News Archive (1999-2012) | 2013-current at LinuxGizmos | IoT and Embedded News Feed |    About   

Linux phone pioneer acquired

Oct 16, 2008 — by LinuxDevices Staff — from the LinuxDevices Archive — views

Wind River has completed its $16M acquisition of Linux smartphone pioneer Mizi Research, it announced. The Seoul, Korea based acquisition will broaden its mobile Linux services delivery capability in Asia Pacific, while deepening the value of its vertical market offerings, it… hopes.

Mizi's proud history

Founded in 1999, Mizi was among the first wave of companies attempting to commercialize embedded Linux. From the beginning, the company took an interest in Linux on handsets, as well as PDAs. It began offering GPL-licensed Linux BSPs (board support packages) for Samsung system-on-chip processors targeting smartphones in 2003, and later that year released Mizi Linux 2.0, a full software stack targeting phones and other mobile devices. Samsung first experimented with the stack in 2003, and Mizi collaborated with an unspecified partner in 2004 on a low-cost handset hardware/software reference design.

By 2006, Samsung was shipping Linux phones based on Mizi Linux in earnest, in higher-end “smartphone” models such as the SCH-i819 and SGH-i858. These phones were based on Mizi's Prizm Linux 2.5 mobile phone software stack. Like Motorola's Linux phone stack, Prizm 2.5 used the Qt GUI toolkit now owned by Nokia.

Later, for its Mizi Linux 3.0 release in 2007, Mizi moved to a “Prizm” GUI framework developed in-house. Combined with a new Python-based API, Prizm enabled quick development of phones with fancy graphics effects like dragging, sliding, fading, and scaling, Mizi said at the time (Prizm 3.0 screenshot gallery).


Mizi Prizm Linux 3.0
(Click to enlarge)

Today, Wind River competitor MontaVista boasts proudly of supplying the Linux operating system kernels used in Samsung's Linux-based phones, such as its recently launched Olympics Phone. Additionally, MontaVista boasts of delivering “company-wide” tools licenses to Samsung Electronics. However, Samsung phones distributed in China and elsewhere in Asia still use the Prizm stack.


The Olympic phone's Prizm based interface
(Click to enlarge)

According to Wind River, Mizi's stack has been integrated into 20 “commercialized consumer electronics products.” However, whether the company has customers other than Samsung, or outside of Korea, is not known.

Wind River's intentions

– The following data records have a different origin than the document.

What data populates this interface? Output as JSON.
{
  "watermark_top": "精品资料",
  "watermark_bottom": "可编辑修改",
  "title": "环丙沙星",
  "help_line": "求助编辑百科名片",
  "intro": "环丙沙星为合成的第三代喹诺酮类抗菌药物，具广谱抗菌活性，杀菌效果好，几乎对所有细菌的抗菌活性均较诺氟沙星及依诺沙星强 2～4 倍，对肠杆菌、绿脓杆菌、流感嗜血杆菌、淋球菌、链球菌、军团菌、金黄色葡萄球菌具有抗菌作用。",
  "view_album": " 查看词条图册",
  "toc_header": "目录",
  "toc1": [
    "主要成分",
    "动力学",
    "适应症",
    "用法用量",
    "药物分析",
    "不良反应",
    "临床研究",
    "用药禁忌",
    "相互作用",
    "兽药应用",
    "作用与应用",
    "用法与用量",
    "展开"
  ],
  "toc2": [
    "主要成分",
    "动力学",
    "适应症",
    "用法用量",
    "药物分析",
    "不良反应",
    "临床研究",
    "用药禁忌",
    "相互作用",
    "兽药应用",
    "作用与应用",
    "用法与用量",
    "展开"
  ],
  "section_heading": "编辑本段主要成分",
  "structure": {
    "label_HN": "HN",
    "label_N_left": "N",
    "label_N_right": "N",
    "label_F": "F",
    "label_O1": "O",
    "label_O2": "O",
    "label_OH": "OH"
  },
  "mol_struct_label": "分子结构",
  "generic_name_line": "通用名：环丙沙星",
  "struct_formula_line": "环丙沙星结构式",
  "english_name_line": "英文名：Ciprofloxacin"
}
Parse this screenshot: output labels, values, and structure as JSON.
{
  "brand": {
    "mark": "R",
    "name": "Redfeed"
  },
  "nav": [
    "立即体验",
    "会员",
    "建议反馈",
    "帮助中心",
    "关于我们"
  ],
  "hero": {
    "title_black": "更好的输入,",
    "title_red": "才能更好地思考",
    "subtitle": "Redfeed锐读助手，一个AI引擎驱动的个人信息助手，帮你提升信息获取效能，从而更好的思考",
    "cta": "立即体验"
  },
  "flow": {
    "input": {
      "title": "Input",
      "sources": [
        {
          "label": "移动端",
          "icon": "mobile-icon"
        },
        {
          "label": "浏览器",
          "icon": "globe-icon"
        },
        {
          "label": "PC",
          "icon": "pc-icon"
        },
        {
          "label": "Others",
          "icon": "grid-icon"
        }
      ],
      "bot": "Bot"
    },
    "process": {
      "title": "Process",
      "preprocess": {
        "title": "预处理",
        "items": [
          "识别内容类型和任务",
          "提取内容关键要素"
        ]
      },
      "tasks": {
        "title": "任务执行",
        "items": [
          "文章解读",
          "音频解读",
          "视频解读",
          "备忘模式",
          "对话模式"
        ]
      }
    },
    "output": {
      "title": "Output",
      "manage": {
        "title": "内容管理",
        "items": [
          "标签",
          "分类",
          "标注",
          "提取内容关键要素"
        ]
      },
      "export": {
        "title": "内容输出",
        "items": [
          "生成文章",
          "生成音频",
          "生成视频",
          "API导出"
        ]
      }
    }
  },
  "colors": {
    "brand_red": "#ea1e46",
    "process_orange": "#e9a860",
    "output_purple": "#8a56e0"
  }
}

Wind River says Mizi's mobile expertise will help it “accelerate its mobile services presence in Asia Pacific.” The acquisition's 65 employees will help to expand its mobile Linux services delivery capability, it suggests. And, obviously, the Prizm Linux stack will help Wind River “deepen the value of its product offering” where key verticle markets are concerned — namely automotive infotainment, mobile handsets, and mobile internet devices, it says.

Some 86 million Linux-based MIDs will ship by 2013, according to an ABI forecast from last month. Presumably, this rosy figure bloomed prior to the onset of the current global financial crisis. However, another recent report suggests that high-end phone sales, at least, have proven somewhat immune to poor economic conditions.

Additionally, Wind River said Mizi's mobile expertise will be “redeployed” to align with Wind River's “focus on open standards and consortia.” While Mizi participated in the erstwhile LiPS standardization effort, Wind River has championed causes such as LiMO, Android, and Eclipse (whose tools Mizi has long used in its SDKs).

Interestingly, LiMO's specifications call for GTK+ as the GUI toolkit and C/C++ as the application interface, suggesting that some Prizm developers could be re-assigned to port higher-level application stack components from the Prizm GUI toolkit and Python-based API to GTK+ and C/C++. Another likely integration effort could involve porting Prizm components to Wind River's version of Eclipse.

According to Wind River, the acquisition was completed as originally announced, with a transfer of 99 percent of outstanding Mizi shares, for an aggregate price of $16 million in cash.


 
This article was originally published on LinuxDevices.com and has been donated to the open source community by QuinStreet Inc. Please visit LinuxToday.com for up-to-date news and articles about Linux and open source.



Comments are closed.